----- DATA SECTION

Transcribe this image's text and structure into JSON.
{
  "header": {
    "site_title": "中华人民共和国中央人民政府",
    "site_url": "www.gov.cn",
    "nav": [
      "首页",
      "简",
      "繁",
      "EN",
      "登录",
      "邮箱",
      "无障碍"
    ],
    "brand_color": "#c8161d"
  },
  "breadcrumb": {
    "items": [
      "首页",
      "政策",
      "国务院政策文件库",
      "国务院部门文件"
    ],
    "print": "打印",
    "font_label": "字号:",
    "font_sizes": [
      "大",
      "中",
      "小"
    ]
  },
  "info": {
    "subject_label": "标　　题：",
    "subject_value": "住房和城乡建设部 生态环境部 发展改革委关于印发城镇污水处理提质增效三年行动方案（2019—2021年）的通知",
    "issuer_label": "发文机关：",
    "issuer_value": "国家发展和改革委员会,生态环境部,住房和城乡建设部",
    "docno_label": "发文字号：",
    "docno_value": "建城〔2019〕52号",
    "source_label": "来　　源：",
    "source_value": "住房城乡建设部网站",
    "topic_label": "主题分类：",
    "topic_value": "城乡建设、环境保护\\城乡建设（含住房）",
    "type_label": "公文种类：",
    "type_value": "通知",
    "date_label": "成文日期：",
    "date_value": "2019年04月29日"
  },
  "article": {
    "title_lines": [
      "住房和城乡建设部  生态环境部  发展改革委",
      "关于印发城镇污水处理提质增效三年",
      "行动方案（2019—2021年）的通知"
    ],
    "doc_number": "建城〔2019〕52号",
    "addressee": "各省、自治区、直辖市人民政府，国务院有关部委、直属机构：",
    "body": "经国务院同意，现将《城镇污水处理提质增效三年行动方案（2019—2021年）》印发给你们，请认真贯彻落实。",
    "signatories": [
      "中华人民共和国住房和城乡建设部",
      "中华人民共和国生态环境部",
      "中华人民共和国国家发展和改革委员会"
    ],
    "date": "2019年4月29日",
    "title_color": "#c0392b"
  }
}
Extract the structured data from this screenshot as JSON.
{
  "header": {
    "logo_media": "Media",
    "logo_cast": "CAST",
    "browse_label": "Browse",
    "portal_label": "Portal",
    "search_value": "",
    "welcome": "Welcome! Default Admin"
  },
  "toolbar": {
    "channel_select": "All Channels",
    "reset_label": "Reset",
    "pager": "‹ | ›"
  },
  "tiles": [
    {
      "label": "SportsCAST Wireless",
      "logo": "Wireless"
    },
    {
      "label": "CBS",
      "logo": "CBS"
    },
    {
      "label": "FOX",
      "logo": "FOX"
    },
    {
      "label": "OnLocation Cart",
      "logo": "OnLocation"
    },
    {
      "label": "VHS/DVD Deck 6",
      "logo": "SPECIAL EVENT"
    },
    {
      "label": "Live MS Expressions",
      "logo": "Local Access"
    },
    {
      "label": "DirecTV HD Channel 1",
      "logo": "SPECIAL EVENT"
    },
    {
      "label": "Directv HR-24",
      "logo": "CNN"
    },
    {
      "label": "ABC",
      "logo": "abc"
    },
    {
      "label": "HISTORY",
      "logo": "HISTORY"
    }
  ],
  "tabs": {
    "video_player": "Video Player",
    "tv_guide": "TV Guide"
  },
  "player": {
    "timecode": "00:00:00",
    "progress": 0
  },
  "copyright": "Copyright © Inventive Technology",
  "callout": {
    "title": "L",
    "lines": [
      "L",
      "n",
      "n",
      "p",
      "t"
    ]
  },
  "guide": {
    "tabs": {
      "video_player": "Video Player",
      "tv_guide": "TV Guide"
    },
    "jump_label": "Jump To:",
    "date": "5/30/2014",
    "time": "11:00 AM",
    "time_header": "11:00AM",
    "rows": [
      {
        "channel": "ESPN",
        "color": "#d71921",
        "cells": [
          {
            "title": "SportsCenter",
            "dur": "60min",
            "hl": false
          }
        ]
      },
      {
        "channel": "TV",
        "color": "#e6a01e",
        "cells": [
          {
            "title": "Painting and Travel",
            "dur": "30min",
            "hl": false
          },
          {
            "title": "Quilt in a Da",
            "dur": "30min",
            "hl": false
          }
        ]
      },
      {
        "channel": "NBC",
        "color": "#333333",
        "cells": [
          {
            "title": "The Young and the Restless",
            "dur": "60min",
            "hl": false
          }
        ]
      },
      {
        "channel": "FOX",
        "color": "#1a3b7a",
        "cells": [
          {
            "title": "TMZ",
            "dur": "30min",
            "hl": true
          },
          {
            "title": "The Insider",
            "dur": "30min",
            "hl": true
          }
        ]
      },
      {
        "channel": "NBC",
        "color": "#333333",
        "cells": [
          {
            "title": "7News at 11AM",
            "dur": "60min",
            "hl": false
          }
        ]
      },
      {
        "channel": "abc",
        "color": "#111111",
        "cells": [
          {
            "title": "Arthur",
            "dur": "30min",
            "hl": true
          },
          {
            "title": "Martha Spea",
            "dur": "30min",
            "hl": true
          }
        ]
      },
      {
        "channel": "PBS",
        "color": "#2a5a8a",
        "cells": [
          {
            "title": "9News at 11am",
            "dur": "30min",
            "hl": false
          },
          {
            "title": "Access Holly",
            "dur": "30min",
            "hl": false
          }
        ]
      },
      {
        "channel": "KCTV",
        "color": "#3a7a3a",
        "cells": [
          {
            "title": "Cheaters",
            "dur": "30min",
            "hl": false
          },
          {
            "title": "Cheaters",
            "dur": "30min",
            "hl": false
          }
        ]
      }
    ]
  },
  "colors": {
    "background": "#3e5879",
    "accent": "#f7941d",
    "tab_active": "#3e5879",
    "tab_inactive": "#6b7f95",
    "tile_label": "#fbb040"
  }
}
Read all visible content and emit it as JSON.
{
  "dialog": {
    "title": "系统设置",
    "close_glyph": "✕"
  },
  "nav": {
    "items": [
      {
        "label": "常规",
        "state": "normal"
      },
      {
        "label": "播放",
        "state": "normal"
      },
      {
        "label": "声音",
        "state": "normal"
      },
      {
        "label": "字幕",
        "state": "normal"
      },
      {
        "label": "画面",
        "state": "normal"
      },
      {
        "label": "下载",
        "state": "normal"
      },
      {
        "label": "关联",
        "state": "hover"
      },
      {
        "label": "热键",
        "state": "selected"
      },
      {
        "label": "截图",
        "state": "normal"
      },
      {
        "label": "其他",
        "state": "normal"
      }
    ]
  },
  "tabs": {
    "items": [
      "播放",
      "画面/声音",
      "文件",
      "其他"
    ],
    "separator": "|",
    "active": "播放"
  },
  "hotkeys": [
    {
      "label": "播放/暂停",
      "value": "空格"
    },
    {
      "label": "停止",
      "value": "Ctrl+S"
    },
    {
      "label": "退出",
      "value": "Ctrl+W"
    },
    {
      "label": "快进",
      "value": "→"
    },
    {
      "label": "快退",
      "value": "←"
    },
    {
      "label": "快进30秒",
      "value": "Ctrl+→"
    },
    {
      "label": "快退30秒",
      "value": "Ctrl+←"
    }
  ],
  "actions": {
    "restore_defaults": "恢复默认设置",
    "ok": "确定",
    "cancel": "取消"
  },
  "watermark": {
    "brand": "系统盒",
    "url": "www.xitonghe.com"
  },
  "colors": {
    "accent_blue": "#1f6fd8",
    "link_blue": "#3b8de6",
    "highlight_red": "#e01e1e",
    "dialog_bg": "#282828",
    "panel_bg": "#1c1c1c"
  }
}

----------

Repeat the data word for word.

Transcribe this image's text and structure into JSON.
{
  "header": {
    "site_title": "中华人民共和国中央人民政府",
    "site_url": "www.gov.cn",
    "nav": [
      "首页",
      "简",
      "繁",
      "EN",
      "登录",
      "邮箱",
      "无障碍"
    ],
    "brand_color": "#c8161d"
  },
  "breadcrumb": {
    "items": [
      "首页",
      "政策",
      "国务院政策文件库",
      "国务院部门文件"
    ],
    "print": "打印",
    "font_label": "字号:",
    "font_sizes": [
      "大",
      "中",
      "小"
    ]
  },
  "info": {
    "subject_label": "标　　题：",
    "subject_value": "住房和城乡建设部 生态环境部 发展改革委关于印发城镇污水处理提质增效三年行动方案（2019—2021年）的通知",
    "issuer_label": "发文机关：",
    "issuer_value": "国家发展和改革委员会,生态环境部,住房和城乡建设部",
    "docno_label": "发文字号：",
    "docno_value": "建城〔2019〕52号",
    "source_label": "来　　源：",
    "source_value": "住房城乡建设部网站",
    "topic_label": "主题分类：",
    "topic_value": "城乡建设、环境保护\\城乡建设（含住房）",
    "type_label": "公文种类：",
    "type_value": "通知",
    "date_label": "成文日期：",
    "date_value": "2019年04月29日"
  },
  "article": {
    "title_lines": [
      "住房和城乡建设部  生态环境部  发展改革委",
      "关于印发城镇污水处理提质增效三年",
      "行动方案（2019—2021年）的通知"
    ],
    "doc_number": "建城〔2019〕52号",
    "addressee": "各省、自治区、直辖市人民政府，国务院有关部委、直属机构：",
    "body": "经国务院同意，现将《城镇污水处理提质增效三年行动方案（2019—2021年）》印发给你们，请认真贯彻落实。",
    "signatories": [
      "中华人民共和国住房和城乡建设部",
      "中华人民共和国生态环境部",
      "中华人民共和国国家发展和改革委员会"
    ],
    "date": "2019年4月29日",
    "title_color": "#c0392b"
  }
}
Extract the structured data from this screenshot as JSON.
{
  "header": {
    "logo_media": "Media",
    "logo_cast": "CAST",
    "browse_label": "Browse",
    "portal_label": "Portal",
    "search_value": "",
    "welcome": "Welcome! Default Admin"
  },
  "toolbar": {
    "channel_select": "All Channels",
    "reset_label": "Reset",
    "pager": "‹ | ›"
  },
  "tiles": [
    {
      "label": "SportsCAST Wireless",
      "logo": "Wireless"
    },
    {
      "label": "CBS",
      "logo": "CBS"
    },
    {
      "label": "FOX",
      "logo": "FOX"
    },
    {
      "label": "OnLocation Cart",
      "logo": "OnLocation"
    },
    {
      "label": "VHS/DVD Deck 6",
      "logo": "SPECIAL EVENT"
    },
    {
      "label": "Live MS Expressions",
      "logo": "Local Access"
    },
    {
      "label": "DirecTV HD Channel 1",
      "logo": "SPECIAL EVENT"
    },
    {
      "label": "Directv HR-24",
      "logo": "CNN"
    },
    {
      "label": "ABC",
      "logo": "abc"
    },
    {
      "label": "HISTORY",
      "logo": "HISTORY"
    }
  ],
  "tabs": {
    "video_player": "Video Player",
    "tv_guide": "TV Guide"
  },
  "player": {
    "timecode": "00:00:00",
    "progress": 0
  },
  "copyright": "Copyright © Inventive Technology",
  "callout": {
    "title": "L",
    "lines": [
      "L",
      "n",
      "n",
      "p",
      "t"
    ]
  },
  "guide": {
    "tabs": {
      "video_player": "Video Player",
      "tv_guide": "TV Guide"
    },
    "jump_label": "Jump To:",
    "date": "5/30/2014",
    "time": "11:00 AM",
    "time_header": "11:00AM",
    "rows": [
      {
        "channel": "ESPN",
        "color": "#d71921",
        "cells": [
          {
            "title": "SportsCenter",
            "dur": "60min",
            "hl": false
          }
        ]
      },
      {
        "channel": "TV",
        "color": "#e6a01e",
        "cells": [
          {
            "title": "Painting and Travel",
            "dur": "30min",
            "hl": false
          },
          {
            "title": "Quilt in a Da",
            "dur": "30min",
            "hl": false
          }
        ]
      },
      {
        "channel": "NBC",
        "color": "#333333",
        "cells": [
          {
            "title": "The Young and the Restless",
            "dur": "60min",
            "hl": false
          }
        ]
      },
      {
        "channel": "FOX",
        "color": "#1a3b7a",
        "cells": [
          {
            "title": "TMZ",
            "dur": "30min",
            "hl": true
          },
          {
            "title": "The Insider",
            "dur": "30min",
            "hl": true
          }
        ]
      },
      {
        "channel": "NBC",
        "color": "#333333",
        "cells": [
          {
            "title": "7News at 11AM",
            "dur": "60min",
            "hl": false
          }
        ]
      },
      {
        "channel": "abc",
        "color": "#111111",
        "cells": [
          {
            "title": "Arthur",
            "dur": "30min",
            "hl": true
          },
          {
            "title": "Martha Spea",
            "dur": "30min",
            "hl": true
          }
        ]
      },
      {
        "channel": "PBS",
        "color": "#2a5a8a",
        "cells": [
          {
            "title": "9News at 11am",
            "dur": "30min",
            "hl": false
          },
          {
            "title": "Access Holly",
            "dur": "30min",
            "hl": false
          }
        ]
      },
      {
        "channel": "KCTV",
        "color": "#3a7a3a",
        "cells": [
          {
            "title": "Cheaters",
            "dur": "30min",
            "hl": false
          },
          {
            "title": "Cheaters",
            "dur": "30min",
            "hl": false
          }
        ]
      }
    ]
  },
  "colors": {
    "background": "#3e5879",
    "accent": "#f7941d",
    "tab_active": "#3e5879",
    "tab_inactive": "#6b7f95",
    "tile_label": "#fbb040"
  }
}
Read all visible content and emit it as JSON.
{
  "dialog": {
    "title": "系统设置",
    "close_glyph": "✕"
  },
  "nav": {
    "items": [
      {
        "label": "常规",
        "state": "normal"
      },
      {
        "label": "播放",
        "state": "normal"
      },
      {
        "label": "声音",
        "state": "normal"
      },
      {
        "label": "字幕",
        "state": "normal"
      },
      {
        "label": "画面",
        "state": "normal"
      },
      {
        "label": "下载",
        "state": "normal"
      },
      {
        "label": "关联",
        "state": "hover"
      },
      {
        "label": "热键",
        "state": "selected"
      },
      {
        "label": "截图",
        "state": "normal"
      },
      {
        "label": "其他",
        "state": "normal"
      }
    ]
  },
  "tabs": {
    "items": [
      "播放",
      "画面/声音",
      "文件",
      "其他"
    ],
    "separator": "|",
    "active": "播放"
  },
  "hotkeys": [
    {
      "label": "播放/暂停",
      "value": "空格"
    },
    {
      "label": "停止",
      "value": "Ctrl+S"
    },
    {
      "label": "退出",
      "value": "Ctrl+W"
    },
    {
      "label": "快进",
      "value": "→"
    },
    {
      "label": "快退",
      "value": "←"
    },
    {
      "label": "快进30秒",
      "value": "Ctrl+→"
    },
    {
      "label": "快退30秒",
      "value": "Ctrl+←"
    }
  ],
  "actions": {
    "restore_defaults": "恢复默认设置",
    "ok": "确定",
    "cancel": "取消"
  },
  "watermark": {
    "brand": "系统盒",
    "url": "www.xitonghe.com"
  },
  "colors": {
    "accent_blue": "#1f6fd8",
    "link_blue": "#3b8de6",
    "highlight_red": "#e01e1e",
    "dialog_bg": "#282828",
    "panel_bg": "#1c1c1c"
  }
}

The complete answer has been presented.